**Aim of the task:**
Find the word "состояния" in the data. Return every line where it appears.
Source material Block Start
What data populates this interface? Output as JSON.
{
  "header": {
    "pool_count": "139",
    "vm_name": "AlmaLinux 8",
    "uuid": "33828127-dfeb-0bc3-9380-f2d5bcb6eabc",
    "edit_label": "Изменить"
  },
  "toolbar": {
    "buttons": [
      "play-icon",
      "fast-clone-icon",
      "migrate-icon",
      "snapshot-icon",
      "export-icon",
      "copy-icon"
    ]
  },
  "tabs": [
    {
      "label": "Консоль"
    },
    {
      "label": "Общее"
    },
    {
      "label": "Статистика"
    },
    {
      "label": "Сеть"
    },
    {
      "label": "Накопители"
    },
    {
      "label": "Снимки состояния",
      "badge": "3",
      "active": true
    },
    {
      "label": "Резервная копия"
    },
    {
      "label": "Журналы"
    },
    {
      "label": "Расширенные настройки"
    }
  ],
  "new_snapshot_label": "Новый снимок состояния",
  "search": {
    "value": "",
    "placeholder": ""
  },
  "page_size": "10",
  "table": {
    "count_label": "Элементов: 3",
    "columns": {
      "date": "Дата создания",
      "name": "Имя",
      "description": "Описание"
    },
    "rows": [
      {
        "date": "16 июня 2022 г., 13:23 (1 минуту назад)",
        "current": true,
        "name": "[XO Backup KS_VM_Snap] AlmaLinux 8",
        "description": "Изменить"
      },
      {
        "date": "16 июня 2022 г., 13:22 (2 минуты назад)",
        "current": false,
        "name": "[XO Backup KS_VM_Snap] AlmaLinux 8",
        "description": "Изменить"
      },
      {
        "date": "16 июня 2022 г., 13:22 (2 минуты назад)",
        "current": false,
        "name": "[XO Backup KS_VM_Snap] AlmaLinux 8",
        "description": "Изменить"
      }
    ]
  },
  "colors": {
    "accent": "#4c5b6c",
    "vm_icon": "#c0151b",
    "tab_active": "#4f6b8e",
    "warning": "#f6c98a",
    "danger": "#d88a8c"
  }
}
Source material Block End
**Solved exercise:**
      "label": "Снимки состояния",
  "new_snapshot_label": "Новый снимок состояния",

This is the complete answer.